Report each line of the data that contains the string "include".

DATA TO EXAMINE
- - - - -

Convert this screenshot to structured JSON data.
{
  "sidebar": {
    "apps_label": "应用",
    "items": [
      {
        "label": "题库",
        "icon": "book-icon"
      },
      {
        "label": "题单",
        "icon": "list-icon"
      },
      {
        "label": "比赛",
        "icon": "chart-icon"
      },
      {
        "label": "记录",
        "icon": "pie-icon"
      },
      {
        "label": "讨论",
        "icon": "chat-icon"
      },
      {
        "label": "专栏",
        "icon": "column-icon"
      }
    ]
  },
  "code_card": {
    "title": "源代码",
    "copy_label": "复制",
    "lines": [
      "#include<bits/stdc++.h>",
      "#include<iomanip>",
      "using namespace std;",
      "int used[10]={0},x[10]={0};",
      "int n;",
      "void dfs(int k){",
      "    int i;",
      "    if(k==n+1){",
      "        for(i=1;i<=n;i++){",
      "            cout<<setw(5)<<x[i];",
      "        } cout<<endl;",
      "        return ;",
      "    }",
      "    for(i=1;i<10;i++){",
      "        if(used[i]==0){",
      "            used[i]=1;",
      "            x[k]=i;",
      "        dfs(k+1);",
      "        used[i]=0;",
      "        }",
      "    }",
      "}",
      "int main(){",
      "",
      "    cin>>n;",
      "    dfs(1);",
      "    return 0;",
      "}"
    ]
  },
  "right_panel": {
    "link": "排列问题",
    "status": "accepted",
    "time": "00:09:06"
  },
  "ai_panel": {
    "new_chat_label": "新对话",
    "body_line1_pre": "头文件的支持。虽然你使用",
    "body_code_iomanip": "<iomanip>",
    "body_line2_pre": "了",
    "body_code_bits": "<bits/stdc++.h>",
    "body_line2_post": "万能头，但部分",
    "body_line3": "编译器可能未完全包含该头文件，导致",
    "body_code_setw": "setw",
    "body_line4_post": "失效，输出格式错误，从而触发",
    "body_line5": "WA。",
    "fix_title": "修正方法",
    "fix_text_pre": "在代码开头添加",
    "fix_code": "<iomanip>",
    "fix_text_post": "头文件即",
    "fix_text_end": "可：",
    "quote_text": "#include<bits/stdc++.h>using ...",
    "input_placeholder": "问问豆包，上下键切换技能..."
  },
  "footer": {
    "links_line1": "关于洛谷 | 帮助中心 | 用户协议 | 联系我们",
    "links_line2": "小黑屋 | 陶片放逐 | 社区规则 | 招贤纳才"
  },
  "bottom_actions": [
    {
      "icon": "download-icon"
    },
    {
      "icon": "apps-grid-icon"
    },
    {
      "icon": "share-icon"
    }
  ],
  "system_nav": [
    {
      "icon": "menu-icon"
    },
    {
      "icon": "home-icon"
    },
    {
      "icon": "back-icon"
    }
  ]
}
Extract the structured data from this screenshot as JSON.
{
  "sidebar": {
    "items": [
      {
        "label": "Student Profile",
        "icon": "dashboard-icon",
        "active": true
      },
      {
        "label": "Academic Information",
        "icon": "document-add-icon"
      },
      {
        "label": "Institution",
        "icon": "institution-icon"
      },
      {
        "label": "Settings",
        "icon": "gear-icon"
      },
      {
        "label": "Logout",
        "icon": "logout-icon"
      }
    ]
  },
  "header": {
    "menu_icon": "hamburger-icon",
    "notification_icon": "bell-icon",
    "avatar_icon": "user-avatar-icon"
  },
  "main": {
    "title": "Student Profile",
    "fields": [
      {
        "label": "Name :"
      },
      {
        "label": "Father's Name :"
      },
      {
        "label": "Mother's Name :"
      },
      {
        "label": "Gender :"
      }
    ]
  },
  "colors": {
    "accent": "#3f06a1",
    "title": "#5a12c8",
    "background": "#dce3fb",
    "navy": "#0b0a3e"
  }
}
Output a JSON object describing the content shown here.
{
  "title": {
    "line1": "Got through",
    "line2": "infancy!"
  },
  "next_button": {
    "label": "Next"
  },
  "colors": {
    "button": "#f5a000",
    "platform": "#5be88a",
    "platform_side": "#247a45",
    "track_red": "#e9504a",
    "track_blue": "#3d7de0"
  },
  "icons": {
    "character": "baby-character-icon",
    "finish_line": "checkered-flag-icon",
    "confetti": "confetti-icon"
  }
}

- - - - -

RESPONSE TO THIS EXERCISE
      "#include<bits/stdc++.h>",
      "#include<iomanip>",
    "quote_text": "#include<bits/stdc++.h>using ...",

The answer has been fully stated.